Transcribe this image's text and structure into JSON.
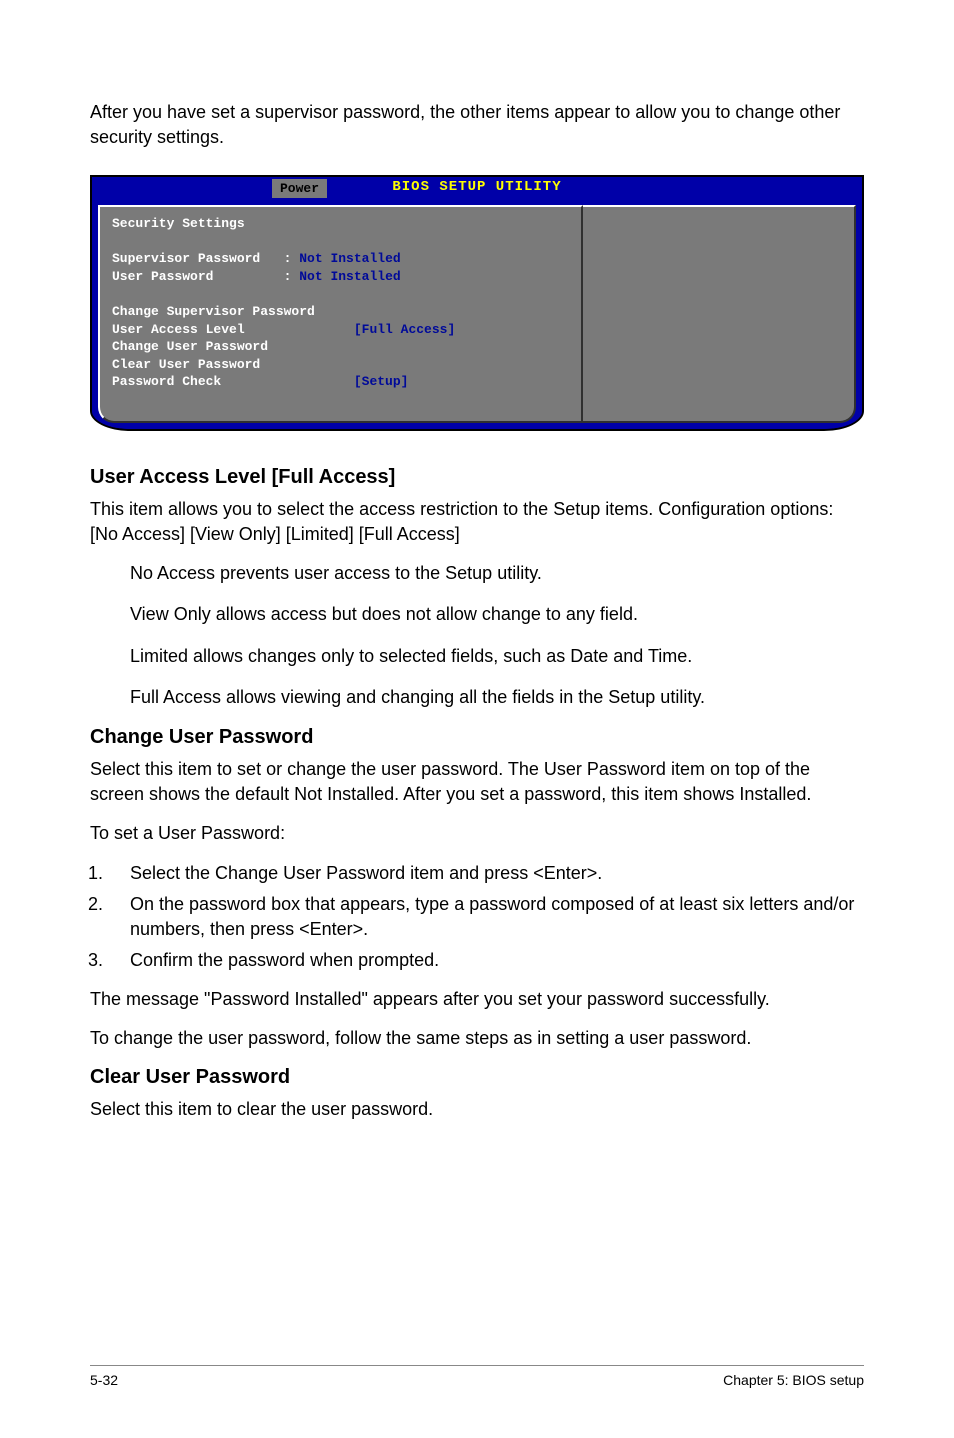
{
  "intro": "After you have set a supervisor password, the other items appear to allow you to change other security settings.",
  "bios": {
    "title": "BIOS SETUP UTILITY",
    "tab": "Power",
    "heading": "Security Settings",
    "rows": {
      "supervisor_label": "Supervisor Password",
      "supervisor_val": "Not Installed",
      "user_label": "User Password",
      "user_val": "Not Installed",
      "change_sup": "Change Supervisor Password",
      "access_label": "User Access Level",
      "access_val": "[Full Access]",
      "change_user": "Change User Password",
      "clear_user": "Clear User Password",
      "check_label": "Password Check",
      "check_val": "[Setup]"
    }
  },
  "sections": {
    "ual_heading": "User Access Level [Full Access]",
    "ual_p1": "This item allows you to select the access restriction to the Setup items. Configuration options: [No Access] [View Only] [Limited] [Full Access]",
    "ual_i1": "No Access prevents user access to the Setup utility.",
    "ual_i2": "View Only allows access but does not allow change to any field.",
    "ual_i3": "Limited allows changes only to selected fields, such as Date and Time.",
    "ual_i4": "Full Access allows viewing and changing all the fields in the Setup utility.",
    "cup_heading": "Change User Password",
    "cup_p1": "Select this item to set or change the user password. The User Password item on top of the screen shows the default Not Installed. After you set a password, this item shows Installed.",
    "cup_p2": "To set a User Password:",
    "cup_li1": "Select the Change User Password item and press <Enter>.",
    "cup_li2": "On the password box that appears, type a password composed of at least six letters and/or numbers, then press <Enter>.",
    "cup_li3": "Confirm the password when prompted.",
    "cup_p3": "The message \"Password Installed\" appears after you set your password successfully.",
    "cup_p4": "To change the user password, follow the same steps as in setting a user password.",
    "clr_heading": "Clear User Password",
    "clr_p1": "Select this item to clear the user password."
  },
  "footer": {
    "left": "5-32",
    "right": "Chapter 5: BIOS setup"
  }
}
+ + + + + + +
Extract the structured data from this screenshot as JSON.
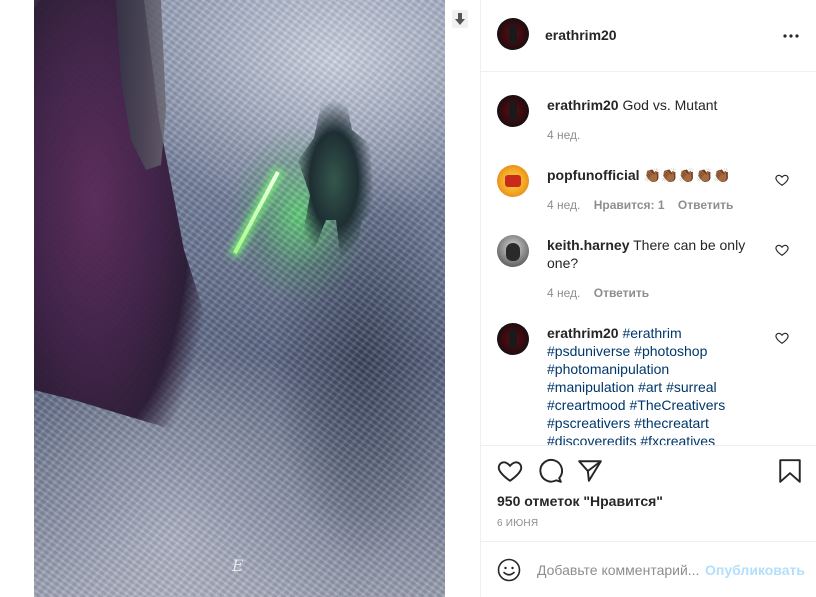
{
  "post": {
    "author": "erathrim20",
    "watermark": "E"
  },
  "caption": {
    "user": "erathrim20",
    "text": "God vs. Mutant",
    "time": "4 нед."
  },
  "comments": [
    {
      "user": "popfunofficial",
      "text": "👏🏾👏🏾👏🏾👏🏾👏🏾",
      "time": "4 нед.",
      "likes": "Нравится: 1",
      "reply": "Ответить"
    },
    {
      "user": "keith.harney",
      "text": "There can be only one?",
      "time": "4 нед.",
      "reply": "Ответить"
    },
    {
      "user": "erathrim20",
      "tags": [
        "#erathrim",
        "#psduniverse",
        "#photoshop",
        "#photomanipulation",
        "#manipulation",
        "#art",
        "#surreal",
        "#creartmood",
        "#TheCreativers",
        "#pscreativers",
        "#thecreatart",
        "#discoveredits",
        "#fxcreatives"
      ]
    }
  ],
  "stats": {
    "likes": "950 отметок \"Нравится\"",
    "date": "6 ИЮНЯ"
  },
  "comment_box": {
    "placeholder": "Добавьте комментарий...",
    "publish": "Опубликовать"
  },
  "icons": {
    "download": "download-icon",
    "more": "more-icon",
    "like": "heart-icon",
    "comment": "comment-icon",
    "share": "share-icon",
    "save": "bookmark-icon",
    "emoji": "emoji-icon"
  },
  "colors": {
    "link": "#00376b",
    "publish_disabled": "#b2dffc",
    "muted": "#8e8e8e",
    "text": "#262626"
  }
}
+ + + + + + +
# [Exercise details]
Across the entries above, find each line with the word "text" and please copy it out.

# [Solution to the problem]
Transcribe this image's text and structure into JSON.
    "text": "God vs. Mutant",
      "text": "👏🏾👏🏾👏🏾👏🏾👏🏾",
      "text": "There can be only one?",
    "text": "#262626"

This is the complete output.